Naïve Sociology – The Core Processes of Learning and Acting in Social Groups
Extended research has supported the idea that the capacity to represent and think in social categories constitutes a fundamental characteristic of the human cognitive system; even human infants and young children are sensitive to the boundaries of certain social groups. However, the function this capacity serves is still debated. A novel proposal to explain this phenomenon is that during social categorization the human mind aims at mapping out social groups defined by a certain set of shared knowledge. The categorization of social partners has important epistemic advantages for humans, most prominently at the beginning of their life: it serves the purpose of identifying reliable sources of information for the sake of cultural knowledge acquisition.

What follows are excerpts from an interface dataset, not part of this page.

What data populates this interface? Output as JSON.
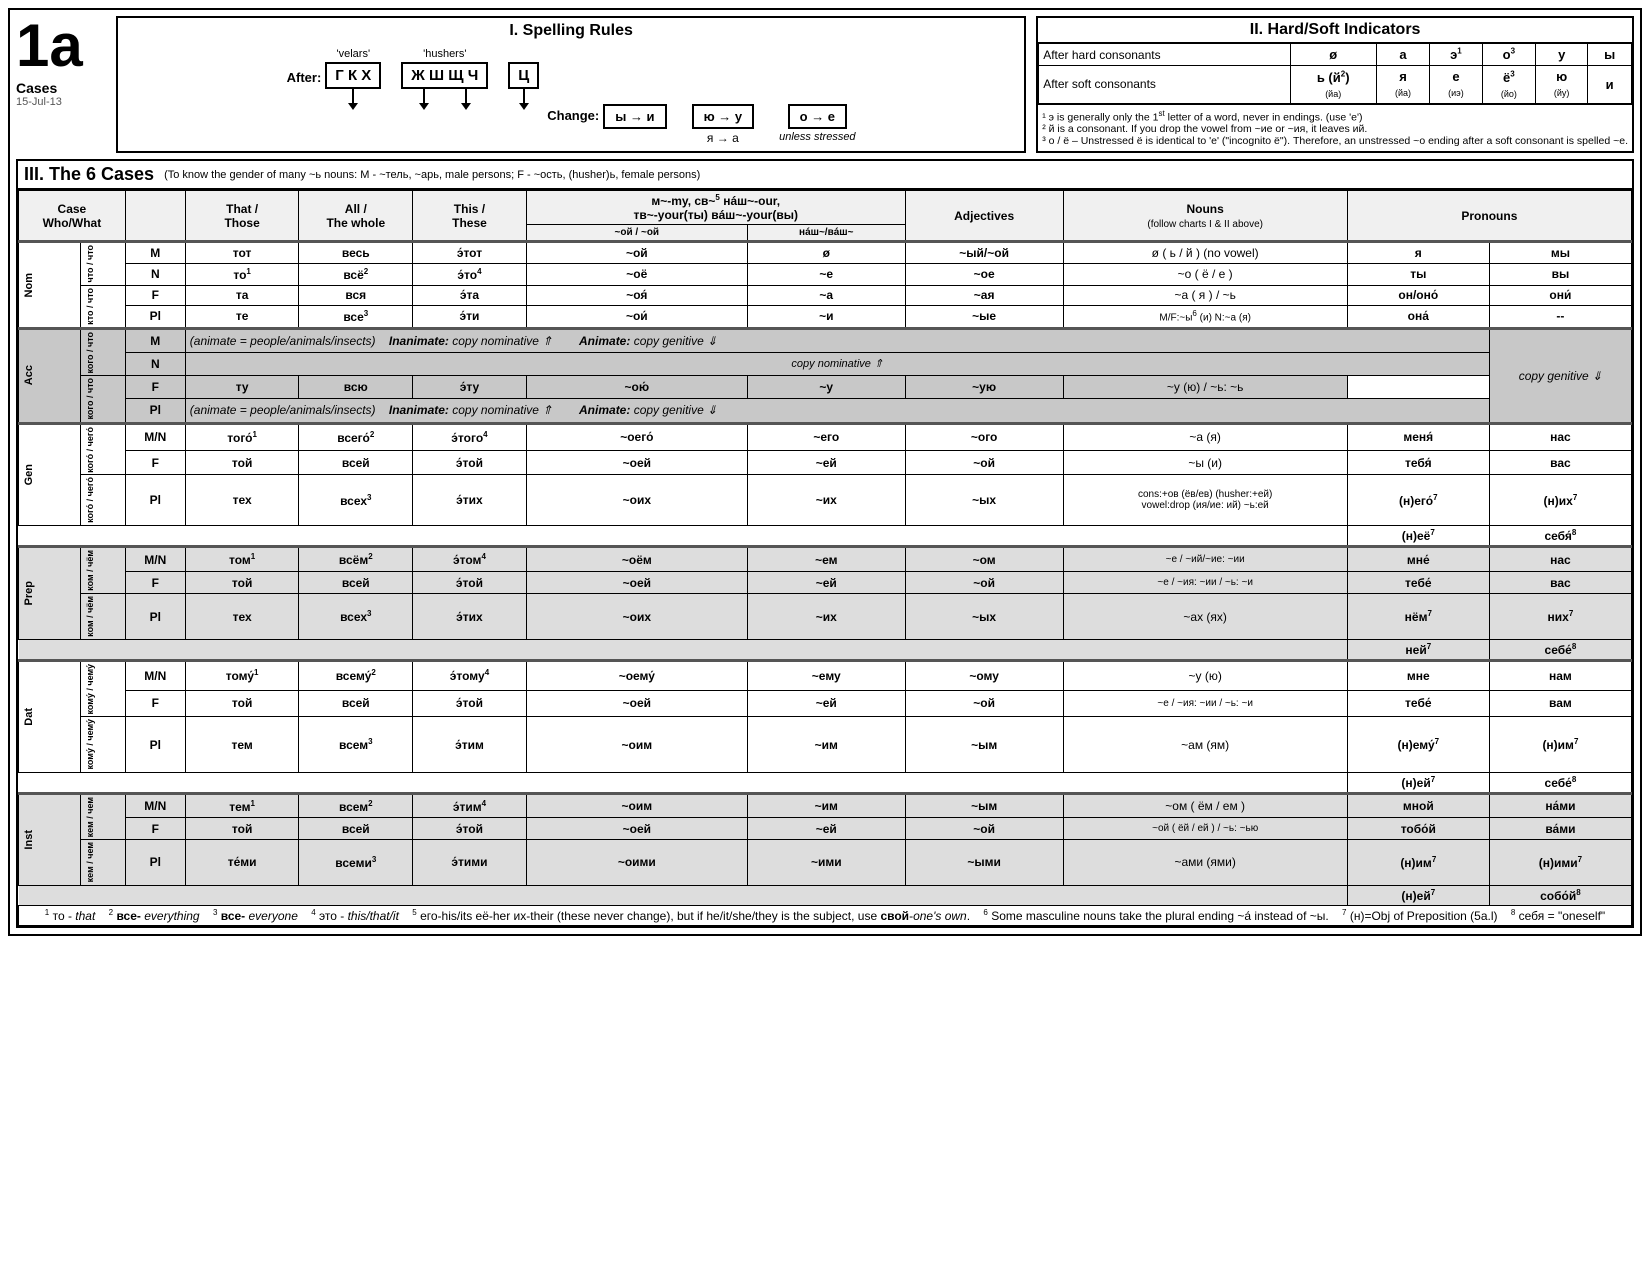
{
  "page": {
    "label_1a": "1a",
    "cases_label": "Cases",
    "date": "15-Jul-13",
    "section1_title": "I. Spelling Rules",
    "section2_title": "II. Hard/Soft Indicators",
    "section3_title": "III. The 6 Cases",
    "section3_subtitle": "(To know the gender of many ~ь nouns: M - ~тель, ~арь, male persons; F - ~ость, (husher)ь, female persons)",
    "after_label": "After:",
    "change_label": "Change:",
    "velars_label": "'velars'",
    "hushers_label": "'hushers'",
    "velar_letters": "Г К Х",
    "husher_letters": "Ж Ш Щ Ч",
    "ts_letter": "Ц",
    "change1": "ы → и",
    "change2a": "ю → у",
    "change2b": "я → а",
    "change3": "о → е",
    "change3b": "unless stressed",
    "hs": {
      "hard_label": "After hard consonants",
      "soft_label": "After soft consonants",
      "headers": [
        "ø",
        "а",
        "э¹",
        "о³",
        "у",
        "ы"
      ],
      "soft_row": [
        "ь (й²)",
        "я",
        "е",
        "ё³",
        "ю",
        "и"
      ],
      "soft_sub": [
        "(йа)",
        "(иэ)",
        "(йо)",
        "(йу)",
        ""
      ],
      "note1": "¹ э is generally only the 1st letter of a word, never in endings. (use 'е')",
      "note2": "² й is a consonant. If you drop the vowel from ~ие or ~ия, it leaves ий.",
      "note3": "³ о / ё – Unstressed ё is identical to 'е' (\"incognito ё\"). Therefore, an unstressed ~о ending after a soft consonant is spelled ~е."
    },
    "cases_table": {
      "col_headers": [
        "Case\nWho/What",
        "That /\nThose",
        "All /\nThe whole",
        "This /\nThese",
        "м~-my, св~⁵ нáш~-our,\nтв~-your(ты) вáш~-your(вы)",
        "Adjectives\n(follow charts I & II above)",
        "Nouns",
        "Pronouns"
      ],
      "col_sub": [
        "",
        "",
        "",
        "",
        "",
        "",
        "(follow charts I & II above)",
        ""
      ],
      "rows": []
    }
  }
}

The presentation will focus on two sets of empirical studies that are in line with the above proposal. The first one underlines that children are ready to selectively trust and learn from in-group teachers when their demonstration involves culturally determined information. The second set of studies grasp the basic cognitive process that enables adequate, fast behavioral adjustments in social situations, namely the availability of online, quasi-automatic knowledge detection in adults.
Ildikó Király is an Associate Professor at the Cognitive Psychology Department of Eötvös Loránd University Budapest. Her research focuses on social cognition, most importantly on the understanding of social learning mechanisms and the basic processes underlying social interactions, like understanding others’ perspectives and the theory of other minds. Recent publications of hers include Beyond rational imitation: learning arbitrary means actions from communicative demonstrations, Journal of Experimental Child Psychology, 2013 or Social category formation is induced by cues of sharing knowledge in young children, 2014 Plos One. She currently works on a model that proposes that the function of naïve sociology, namely the need for categorization of social partners, has important epistemic advantages for humans: the identification of reliable sources of information for the sake of fast cultural knowledge acquisition.